In case you missed the campaign, here are some of the other blogger’s input:

Achieving Success in the workplace – What is your most marketable skill? by @cjperadilla

What makes you marketable by @amandastrav

Self Brand Marketing : Social Proof To Boost Your Career by @CustomerRivet

Preparing for the workforce: Why learning to write well is worth your while by @moses_says

The Success of Mimicking by @Lbee27

Med-Surg to ICU Interview Questions

I’m so excited to announce that I was recently accepted into the MICU (medical intensive care unit) at my hospital! Critical care class starts in 2 days and I just finished my last shift on the telemetry med-surg and orthopedic unit!! I loved my team there– the people are truly incredible. The CCPs, PCAs, management, my fellow night nurses and day nurses made my time there truly amazing. It felt like a great teamwork every night, making sure essential things get done and always going above and beyond. 🙂

One year ago, I started at a nursing home for a month. 11 months ago, I started at the hospital on the telemetry unit. My hospital is having some of our ICU nurses go to another hospital in the system to build up their units so this great opportunity came up for me to go work in the ICU.

Fortunately, the interview was a “formality” but it’s no excuse not to prepare! With nearly a year of experience under my belt, it was much easier to come up with experiences showing my leadership. And remember, people relate to specific STORIES more than generalities! Here is a list of questions the nurse manager asked me.

  1. May I see your resume? (Asks questions on the resume especially regarding additional schooling aka your future plans and previous experience)
  2. What made you interested in coming to the ICU?
  3. How has your experience prepared you?
  4. What kind of drips have you used?
  5. Have you called a RRT or a neuro RRT or code before? What happened? What was that like?
  6. Describe a busy night for you.
  7. If you have several things going on, how do you deal with that? (Delegation and priority- give specific examples where this came in handy!))
  8. How do you keep your ancillary staff accountable? Do you always or only sometimes have huddles? Do you meet up with them again? How do you make sure they do what you asked them to?
  9. What do you do when you’re unsure of something?
  10. What is a strength you have? A weakness?
  11. What have you heard about this unit?
  12. Do you have any questions for me? (The answer is always yes and you ask questions!! Such as the type of patients, the ratio, the professional nursing organization, scheduling, etc)

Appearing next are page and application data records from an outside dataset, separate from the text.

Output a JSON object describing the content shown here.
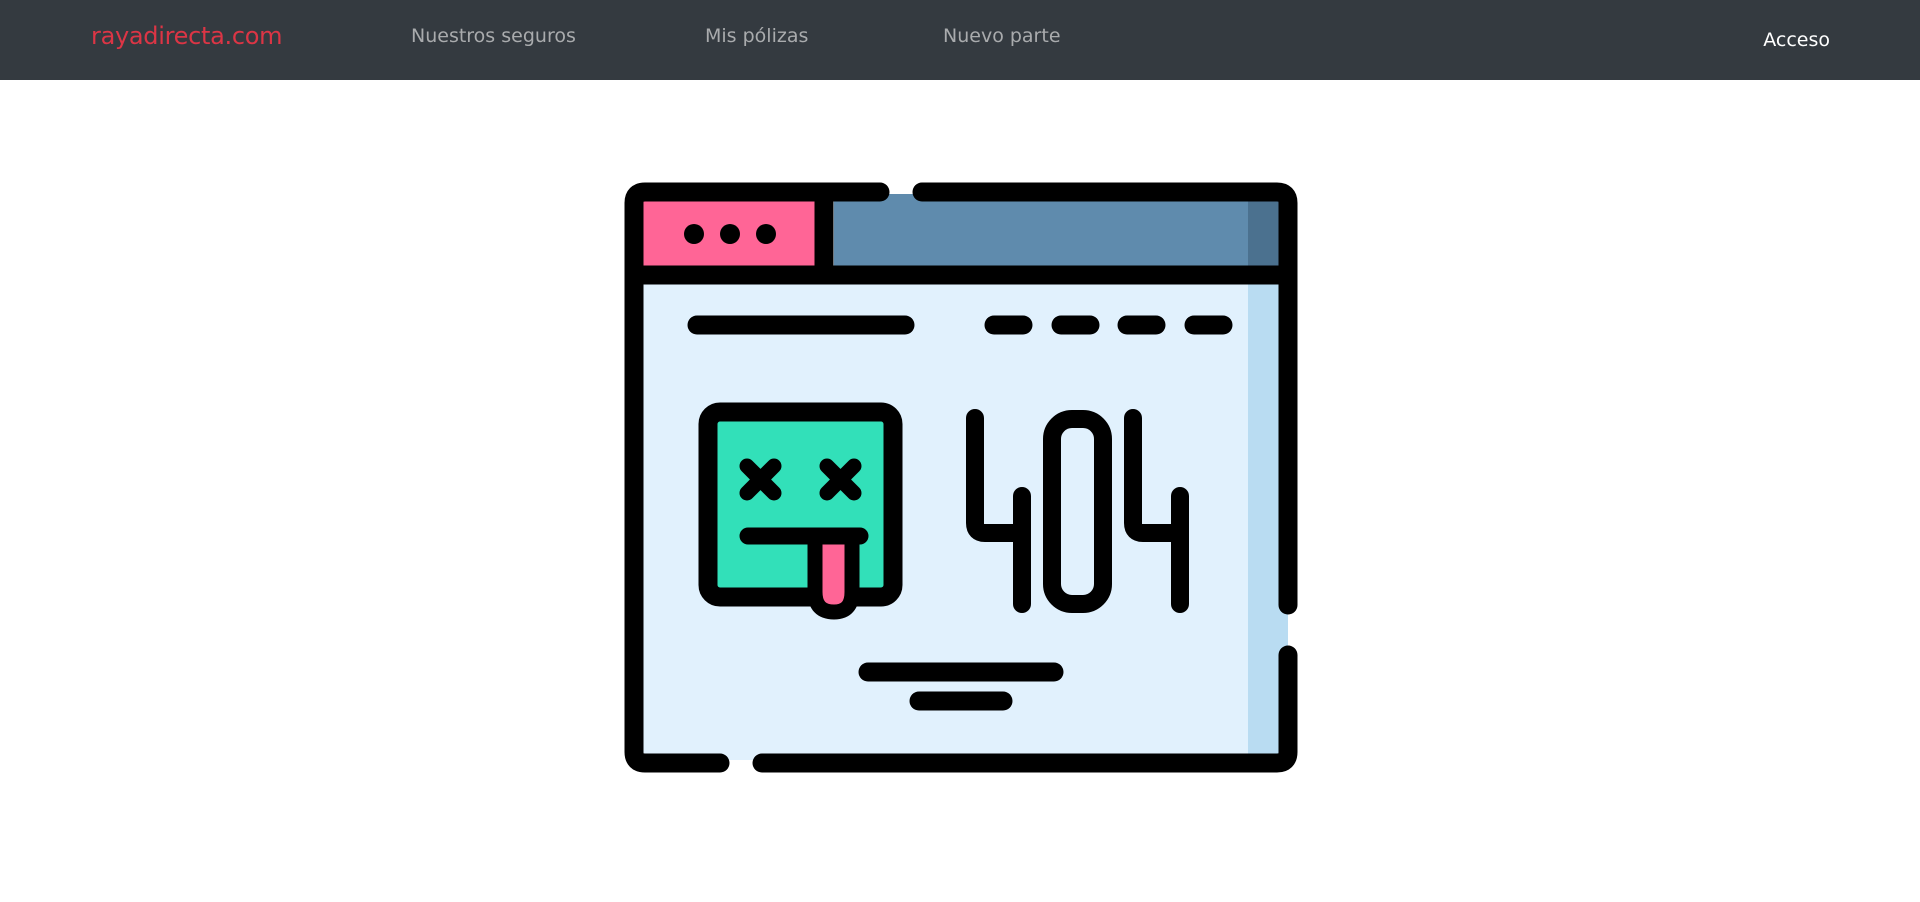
{
  "navbar": {
    "brand": "rayadirecta.com",
    "links": [
      "Nuestros seguros",
      "Mis pólizas",
      "Nuevo parte"
    ],
    "login": "Acceso"
  },
  "illustration": {
    "error_code": "404",
    "colors": {
      "window_bg": "#e1f1fd",
      "window_side": "#b9dcf2",
      "titlebar": "#5f8bad",
      "titlebar_end": "#4b718f",
      "tab": "#ff6596",
      "face": "#32e0b9",
      "tongue": "#ff6596",
      "outline": "#000000"
    }
  }
}
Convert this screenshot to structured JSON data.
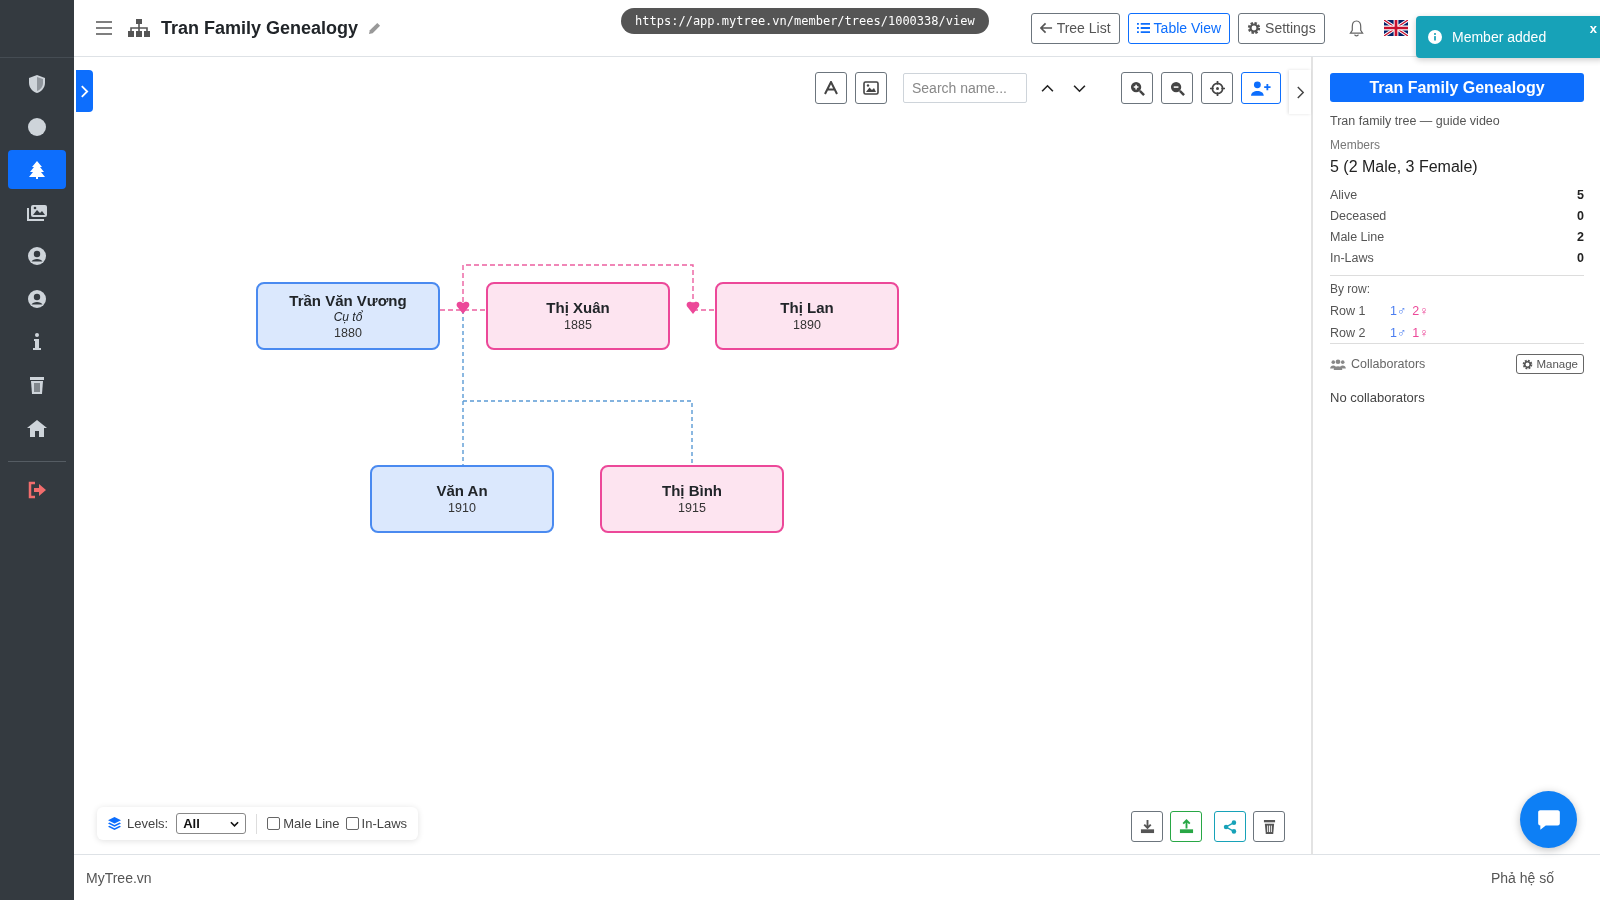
{
  "sidebar": {
    "items": [
      {
        "selected": false
      },
      {
        "selected": false
      },
      {
        "selected": true
      },
      {
        "selected": false
      },
      {
        "selected": false
      },
      {
        "selected": false
      },
      {
        "selected": false
      },
      {
        "selected": false
      },
      {
        "selected": false
      },
      {
        "selected": false
      }
    ]
  },
  "header": {
    "title": "Tran Family Genealogy",
    "url": "https://app.mytree.vn/member/trees/1000338/view",
    "buttons": [
      {
        "label": "Tree List",
        "selected": false
      },
      {
        "label": "Table View",
        "selected": true
      },
      {
        "label": "Settings",
        "selected": false
      }
    ]
  },
  "toast": {
    "message": "Member added",
    "close": "x"
  },
  "toolbar": {
    "search": {
      "placeholder": "Search name..."
    }
  },
  "tree": {
    "rows": [
      [
        {
          "name": "Trần Văn Vương",
          "note": "Cụ tổ",
          "year": "1880",
          "kind": "male"
        },
        {
          "name": "Thị Xuân",
          "year": "1885",
          "kind": "female"
        },
        {
          "name": "Thị Lan",
          "year": "1890",
          "kind": "female"
        }
      ],
      [
        {
          "name": "Văn An",
          "year": "1910",
          "kind": "male"
        },
        {
          "name": "Thị Bình",
          "year": "1915",
          "kind": "female"
        }
      ]
    ]
  },
  "filters": {
    "levels_label": "Levels:",
    "levels_value": "All",
    "checks": [
      {
        "label": "Male Line",
        "checked": false
      },
      {
        "label": "In-Laws",
        "checked": false
      }
    ]
  },
  "panel": {
    "title": "Tran Family Genealogy",
    "description": "Tran family tree — guide video",
    "members_label": "Members",
    "members_value": "5 (2 Male, 3 Female)",
    "stats": [
      {
        "label": "Alive",
        "value": "5"
      },
      {
        "label": "Deceased",
        "value": "0"
      },
      {
        "label": "Male Line",
        "value": "2"
      },
      {
        "label": "In-Laws",
        "value": "0"
      }
    ],
    "by_row_label": "By row:",
    "by_row": [
      {
        "label": "Row 1",
        "male": "1♂",
        "female": "2♀"
      },
      {
        "label": "Row 2",
        "male": "1♂",
        "female": "1♀"
      }
    ],
    "collaborators_label": "Collaborators",
    "manage": "Manage",
    "collaborators_empty": "No collaborators"
  },
  "footer": {
    "left": "MyTree.vn",
    "right": "Phả hệ số"
  }
}
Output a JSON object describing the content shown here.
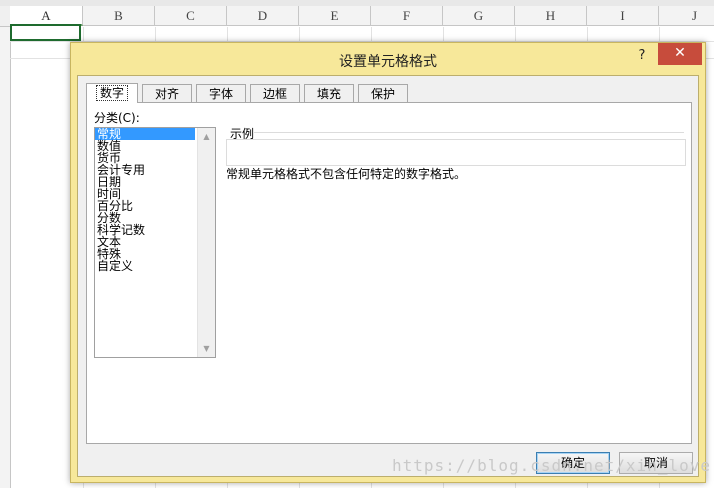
{
  "spreadsheet": {
    "columns": [
      "A",
      "B",
      "C",
      "D",
      "E",
      "F",
      "G",
      "H",
      "I",
      "J"
    ],
    "selected_column": "A",
    "watermark": "https://blog.csdn.net/xin_love"
  },
  "dialog": {
    "title": "设置单元格格式",
    "help_label": "?",
    "close_label": "✕",
    "tabs": [
      {
        "label": "数字",
        "active": true
      },
      {
        "label": "对齐",
        "active": false
      },
      {
        "label": "字体",
        "active": false
      },
      {
        "label": "边框",
        "active": false
      },
      {
        "label": "填充",
        "active": false
      },
      {
        "label": "保护",
        "active": false
      }
    ],
    "category_label": "分类(C):",
    "categories": [
      "常规",
      "数值",
      "货币",
      "会计专用",
      "日期",
      "时间",
      "百分比",
      "分数",
      "科学记数",
      "文本",
      "特殊",
      "自定义"
    ],
    "selected_category": "常规",
    "sample_label": "示例",
    "description": "常规单元格格式不包含任何特定的数字格式。",
    "ok_label": "确定",
    "cancel_label": "取消"
  },
  "colors": {
    "dialog_frame": "#f7e89a",
    "close_button": "#c74c3c",
    "selection": "#3399ff",
    "active_cell_border": "#1e6b2e"
  }
}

I hope this helps! If you have heard of additional questions, I’d be happy to add in more to get a more comprehensive list. And happy thanksgiving to everyone!! I have a lot to be thankful for, including the readers who have given me positive feedback through emails, comments, and likes. 🙂 so thank you!!!